GIVEN DATA Start Marker

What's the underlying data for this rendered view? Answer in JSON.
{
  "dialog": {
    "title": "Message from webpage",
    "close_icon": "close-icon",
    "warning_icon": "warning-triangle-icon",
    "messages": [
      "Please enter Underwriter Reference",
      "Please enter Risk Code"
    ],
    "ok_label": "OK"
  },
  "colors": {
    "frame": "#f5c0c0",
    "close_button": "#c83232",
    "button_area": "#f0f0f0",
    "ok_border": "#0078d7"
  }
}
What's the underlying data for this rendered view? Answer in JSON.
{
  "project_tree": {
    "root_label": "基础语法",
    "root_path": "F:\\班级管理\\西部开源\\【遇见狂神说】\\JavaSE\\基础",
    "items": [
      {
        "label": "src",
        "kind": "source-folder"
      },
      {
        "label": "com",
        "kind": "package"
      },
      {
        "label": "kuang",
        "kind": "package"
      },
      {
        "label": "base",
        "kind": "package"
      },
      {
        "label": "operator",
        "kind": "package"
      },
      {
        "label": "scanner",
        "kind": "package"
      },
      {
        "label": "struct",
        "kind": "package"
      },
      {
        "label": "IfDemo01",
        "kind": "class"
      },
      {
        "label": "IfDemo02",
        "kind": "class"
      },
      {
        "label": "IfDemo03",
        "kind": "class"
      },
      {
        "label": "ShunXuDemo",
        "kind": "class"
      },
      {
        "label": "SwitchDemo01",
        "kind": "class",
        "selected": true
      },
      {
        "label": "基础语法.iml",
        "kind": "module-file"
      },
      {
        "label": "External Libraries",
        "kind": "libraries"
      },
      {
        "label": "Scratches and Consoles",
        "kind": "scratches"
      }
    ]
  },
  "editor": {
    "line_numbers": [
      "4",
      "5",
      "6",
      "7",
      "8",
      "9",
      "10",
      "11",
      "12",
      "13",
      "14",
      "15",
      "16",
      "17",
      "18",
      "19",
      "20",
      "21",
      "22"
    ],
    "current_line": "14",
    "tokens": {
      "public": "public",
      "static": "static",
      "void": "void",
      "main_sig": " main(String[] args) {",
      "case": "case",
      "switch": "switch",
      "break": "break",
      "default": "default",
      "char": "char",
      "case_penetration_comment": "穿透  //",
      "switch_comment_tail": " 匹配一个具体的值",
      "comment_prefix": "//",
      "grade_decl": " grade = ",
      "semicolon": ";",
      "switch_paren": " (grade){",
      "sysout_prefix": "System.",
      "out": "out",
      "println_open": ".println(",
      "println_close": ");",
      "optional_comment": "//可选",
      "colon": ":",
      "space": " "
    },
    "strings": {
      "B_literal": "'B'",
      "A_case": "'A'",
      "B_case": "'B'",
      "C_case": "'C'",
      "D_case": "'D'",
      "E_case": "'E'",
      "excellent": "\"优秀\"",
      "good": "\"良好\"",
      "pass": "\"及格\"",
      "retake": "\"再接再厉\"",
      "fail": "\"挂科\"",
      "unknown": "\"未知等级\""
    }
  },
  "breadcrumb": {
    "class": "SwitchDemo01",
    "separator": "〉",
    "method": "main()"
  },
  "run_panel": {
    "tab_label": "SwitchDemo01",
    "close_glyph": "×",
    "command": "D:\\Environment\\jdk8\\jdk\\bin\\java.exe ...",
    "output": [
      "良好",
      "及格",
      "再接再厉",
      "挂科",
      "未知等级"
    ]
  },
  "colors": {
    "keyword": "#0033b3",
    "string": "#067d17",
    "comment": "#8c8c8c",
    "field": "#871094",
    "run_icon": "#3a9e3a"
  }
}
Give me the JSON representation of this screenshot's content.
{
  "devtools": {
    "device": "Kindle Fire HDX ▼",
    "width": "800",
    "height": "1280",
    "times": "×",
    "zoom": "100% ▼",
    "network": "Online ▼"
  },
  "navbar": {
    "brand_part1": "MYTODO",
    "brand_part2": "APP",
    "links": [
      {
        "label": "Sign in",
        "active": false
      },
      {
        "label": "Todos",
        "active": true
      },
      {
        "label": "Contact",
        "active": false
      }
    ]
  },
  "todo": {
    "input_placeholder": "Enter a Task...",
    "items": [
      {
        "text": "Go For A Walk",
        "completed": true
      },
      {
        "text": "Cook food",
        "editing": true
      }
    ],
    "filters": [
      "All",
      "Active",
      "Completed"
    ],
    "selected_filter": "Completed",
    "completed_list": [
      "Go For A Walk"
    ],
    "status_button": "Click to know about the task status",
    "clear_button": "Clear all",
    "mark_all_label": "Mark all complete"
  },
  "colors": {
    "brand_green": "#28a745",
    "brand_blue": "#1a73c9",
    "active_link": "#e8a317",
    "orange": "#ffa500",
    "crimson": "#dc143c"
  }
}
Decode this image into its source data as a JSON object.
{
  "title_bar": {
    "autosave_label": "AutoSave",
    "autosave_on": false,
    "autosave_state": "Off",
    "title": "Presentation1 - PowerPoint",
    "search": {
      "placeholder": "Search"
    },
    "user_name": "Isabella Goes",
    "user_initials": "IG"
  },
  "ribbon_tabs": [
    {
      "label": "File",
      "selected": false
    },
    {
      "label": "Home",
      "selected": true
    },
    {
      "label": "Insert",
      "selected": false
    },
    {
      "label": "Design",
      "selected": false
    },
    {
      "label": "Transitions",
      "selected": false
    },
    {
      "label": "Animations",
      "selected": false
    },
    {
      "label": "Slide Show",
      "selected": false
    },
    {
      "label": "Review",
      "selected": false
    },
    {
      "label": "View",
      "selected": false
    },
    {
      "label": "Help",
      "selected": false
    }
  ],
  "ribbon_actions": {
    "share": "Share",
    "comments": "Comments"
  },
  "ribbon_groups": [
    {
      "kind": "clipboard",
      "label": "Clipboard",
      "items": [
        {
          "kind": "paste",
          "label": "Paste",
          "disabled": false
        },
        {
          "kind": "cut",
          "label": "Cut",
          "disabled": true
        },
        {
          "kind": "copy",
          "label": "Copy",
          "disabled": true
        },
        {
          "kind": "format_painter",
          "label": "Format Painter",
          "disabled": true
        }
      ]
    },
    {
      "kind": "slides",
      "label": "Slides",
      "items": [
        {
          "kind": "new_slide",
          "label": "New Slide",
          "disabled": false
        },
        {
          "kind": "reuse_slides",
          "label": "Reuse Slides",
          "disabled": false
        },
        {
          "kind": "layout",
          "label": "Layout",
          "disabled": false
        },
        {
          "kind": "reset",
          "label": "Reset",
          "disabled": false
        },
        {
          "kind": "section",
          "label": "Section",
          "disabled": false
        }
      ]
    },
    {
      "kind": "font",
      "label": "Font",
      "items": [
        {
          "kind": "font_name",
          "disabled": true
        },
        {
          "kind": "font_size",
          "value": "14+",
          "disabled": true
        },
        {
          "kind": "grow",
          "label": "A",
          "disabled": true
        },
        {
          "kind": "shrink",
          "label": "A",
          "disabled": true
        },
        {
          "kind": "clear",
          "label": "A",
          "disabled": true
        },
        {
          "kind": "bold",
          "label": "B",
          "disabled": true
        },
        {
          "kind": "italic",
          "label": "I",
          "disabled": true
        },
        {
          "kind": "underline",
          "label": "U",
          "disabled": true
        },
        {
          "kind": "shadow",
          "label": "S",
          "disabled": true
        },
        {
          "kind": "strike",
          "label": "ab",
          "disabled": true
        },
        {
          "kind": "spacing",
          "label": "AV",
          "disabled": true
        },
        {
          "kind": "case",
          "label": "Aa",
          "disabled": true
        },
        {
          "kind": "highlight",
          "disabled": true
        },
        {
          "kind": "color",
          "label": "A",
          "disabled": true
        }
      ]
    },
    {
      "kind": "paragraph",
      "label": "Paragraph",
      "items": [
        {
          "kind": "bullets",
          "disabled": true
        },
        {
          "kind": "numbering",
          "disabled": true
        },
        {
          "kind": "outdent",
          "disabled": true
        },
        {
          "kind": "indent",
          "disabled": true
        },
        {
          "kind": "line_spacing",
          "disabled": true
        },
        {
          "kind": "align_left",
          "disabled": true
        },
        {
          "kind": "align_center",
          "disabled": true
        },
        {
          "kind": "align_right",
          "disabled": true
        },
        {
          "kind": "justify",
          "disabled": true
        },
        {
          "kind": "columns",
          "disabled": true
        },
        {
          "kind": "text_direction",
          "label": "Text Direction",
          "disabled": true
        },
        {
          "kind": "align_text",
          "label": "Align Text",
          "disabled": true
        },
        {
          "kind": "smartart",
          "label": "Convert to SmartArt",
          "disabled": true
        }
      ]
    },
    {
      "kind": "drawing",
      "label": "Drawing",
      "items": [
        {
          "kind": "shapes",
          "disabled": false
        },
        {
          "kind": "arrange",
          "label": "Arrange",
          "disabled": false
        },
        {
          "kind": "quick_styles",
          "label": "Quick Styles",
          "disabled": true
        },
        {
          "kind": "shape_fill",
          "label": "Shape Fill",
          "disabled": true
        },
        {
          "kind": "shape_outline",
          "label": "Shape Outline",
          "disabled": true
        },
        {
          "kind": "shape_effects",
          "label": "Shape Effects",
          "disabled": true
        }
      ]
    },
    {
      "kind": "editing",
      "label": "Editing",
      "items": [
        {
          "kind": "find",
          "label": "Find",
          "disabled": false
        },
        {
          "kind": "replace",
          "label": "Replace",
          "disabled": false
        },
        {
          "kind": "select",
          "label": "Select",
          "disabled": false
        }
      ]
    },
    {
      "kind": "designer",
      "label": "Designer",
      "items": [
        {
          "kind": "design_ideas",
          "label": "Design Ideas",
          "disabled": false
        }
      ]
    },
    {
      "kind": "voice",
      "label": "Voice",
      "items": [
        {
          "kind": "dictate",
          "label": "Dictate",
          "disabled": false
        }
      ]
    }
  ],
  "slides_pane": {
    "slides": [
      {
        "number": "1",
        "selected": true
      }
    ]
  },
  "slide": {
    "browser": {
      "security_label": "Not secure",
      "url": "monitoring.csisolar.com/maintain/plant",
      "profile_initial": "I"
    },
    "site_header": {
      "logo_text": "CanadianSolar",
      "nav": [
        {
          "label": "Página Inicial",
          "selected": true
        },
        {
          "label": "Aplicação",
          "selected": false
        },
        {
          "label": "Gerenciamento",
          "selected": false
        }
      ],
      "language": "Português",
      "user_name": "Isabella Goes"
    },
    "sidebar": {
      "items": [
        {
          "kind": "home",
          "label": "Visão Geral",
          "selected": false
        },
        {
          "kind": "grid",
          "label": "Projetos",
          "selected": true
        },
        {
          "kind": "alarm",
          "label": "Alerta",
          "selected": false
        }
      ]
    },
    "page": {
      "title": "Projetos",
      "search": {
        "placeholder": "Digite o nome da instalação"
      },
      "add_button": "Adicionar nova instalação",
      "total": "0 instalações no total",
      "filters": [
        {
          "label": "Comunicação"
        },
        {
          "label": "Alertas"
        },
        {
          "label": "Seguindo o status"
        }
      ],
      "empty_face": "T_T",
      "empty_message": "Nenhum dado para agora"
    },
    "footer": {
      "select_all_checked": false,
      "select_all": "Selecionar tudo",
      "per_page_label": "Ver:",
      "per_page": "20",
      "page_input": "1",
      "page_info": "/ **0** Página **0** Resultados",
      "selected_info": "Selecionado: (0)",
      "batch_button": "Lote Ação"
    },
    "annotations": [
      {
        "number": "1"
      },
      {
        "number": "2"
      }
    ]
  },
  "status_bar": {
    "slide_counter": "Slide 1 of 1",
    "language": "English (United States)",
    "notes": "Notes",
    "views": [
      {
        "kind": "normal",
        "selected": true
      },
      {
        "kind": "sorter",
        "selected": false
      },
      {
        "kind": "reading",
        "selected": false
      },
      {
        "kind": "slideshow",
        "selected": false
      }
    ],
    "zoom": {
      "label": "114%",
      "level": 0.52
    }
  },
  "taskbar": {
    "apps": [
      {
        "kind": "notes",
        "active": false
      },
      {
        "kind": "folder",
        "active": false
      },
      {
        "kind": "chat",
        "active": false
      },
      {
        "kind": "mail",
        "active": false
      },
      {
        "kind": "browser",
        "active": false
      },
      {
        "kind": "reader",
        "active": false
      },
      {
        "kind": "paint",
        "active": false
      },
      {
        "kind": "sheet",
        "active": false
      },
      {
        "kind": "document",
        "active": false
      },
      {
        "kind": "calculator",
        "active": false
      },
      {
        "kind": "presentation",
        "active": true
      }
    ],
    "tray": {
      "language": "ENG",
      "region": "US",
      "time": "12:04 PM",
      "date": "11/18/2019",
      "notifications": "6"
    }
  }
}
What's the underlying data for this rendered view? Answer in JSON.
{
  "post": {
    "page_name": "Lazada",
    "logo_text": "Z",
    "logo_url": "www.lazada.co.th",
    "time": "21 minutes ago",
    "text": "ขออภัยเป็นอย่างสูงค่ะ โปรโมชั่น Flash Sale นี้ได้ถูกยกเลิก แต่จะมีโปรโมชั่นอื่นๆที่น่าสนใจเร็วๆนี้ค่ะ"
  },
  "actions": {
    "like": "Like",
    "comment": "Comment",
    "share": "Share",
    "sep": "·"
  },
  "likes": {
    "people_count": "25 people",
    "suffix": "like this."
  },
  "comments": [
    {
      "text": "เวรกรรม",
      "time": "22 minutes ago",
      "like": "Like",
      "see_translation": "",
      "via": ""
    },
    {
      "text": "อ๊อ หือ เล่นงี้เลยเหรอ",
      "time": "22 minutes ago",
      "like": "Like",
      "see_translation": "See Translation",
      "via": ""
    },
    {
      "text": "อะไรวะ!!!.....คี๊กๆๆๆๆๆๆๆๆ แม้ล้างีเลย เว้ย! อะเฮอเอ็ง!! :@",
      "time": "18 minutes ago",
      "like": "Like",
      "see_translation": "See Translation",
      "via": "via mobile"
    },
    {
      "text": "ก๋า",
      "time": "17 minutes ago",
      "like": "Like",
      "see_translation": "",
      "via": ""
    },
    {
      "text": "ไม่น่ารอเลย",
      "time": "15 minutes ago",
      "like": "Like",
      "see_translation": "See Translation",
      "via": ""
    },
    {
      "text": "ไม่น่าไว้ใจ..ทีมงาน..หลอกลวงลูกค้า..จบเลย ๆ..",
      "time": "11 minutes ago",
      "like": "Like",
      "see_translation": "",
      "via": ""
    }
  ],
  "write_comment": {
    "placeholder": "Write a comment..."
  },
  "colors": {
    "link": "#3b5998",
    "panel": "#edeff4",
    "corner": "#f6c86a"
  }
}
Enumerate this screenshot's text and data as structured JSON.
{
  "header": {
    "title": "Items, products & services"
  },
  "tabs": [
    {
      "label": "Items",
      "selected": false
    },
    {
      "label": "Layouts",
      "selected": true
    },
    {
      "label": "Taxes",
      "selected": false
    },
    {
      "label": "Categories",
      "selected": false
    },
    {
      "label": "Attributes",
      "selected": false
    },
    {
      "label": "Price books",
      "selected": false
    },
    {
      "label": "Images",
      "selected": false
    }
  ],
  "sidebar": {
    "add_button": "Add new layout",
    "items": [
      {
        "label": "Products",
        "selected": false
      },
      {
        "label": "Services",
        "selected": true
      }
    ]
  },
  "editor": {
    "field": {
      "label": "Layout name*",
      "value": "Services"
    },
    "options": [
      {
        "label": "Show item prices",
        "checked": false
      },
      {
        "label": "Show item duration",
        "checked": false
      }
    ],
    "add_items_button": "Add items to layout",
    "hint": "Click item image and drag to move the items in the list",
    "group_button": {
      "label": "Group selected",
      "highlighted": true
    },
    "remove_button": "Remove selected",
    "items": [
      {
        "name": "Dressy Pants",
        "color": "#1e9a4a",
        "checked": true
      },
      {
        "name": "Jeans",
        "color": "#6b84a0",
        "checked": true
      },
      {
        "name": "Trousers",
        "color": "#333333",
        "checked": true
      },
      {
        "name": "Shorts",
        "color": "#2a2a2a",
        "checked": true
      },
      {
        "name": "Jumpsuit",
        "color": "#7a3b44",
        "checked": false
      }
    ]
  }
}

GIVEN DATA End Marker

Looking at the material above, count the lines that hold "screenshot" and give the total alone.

2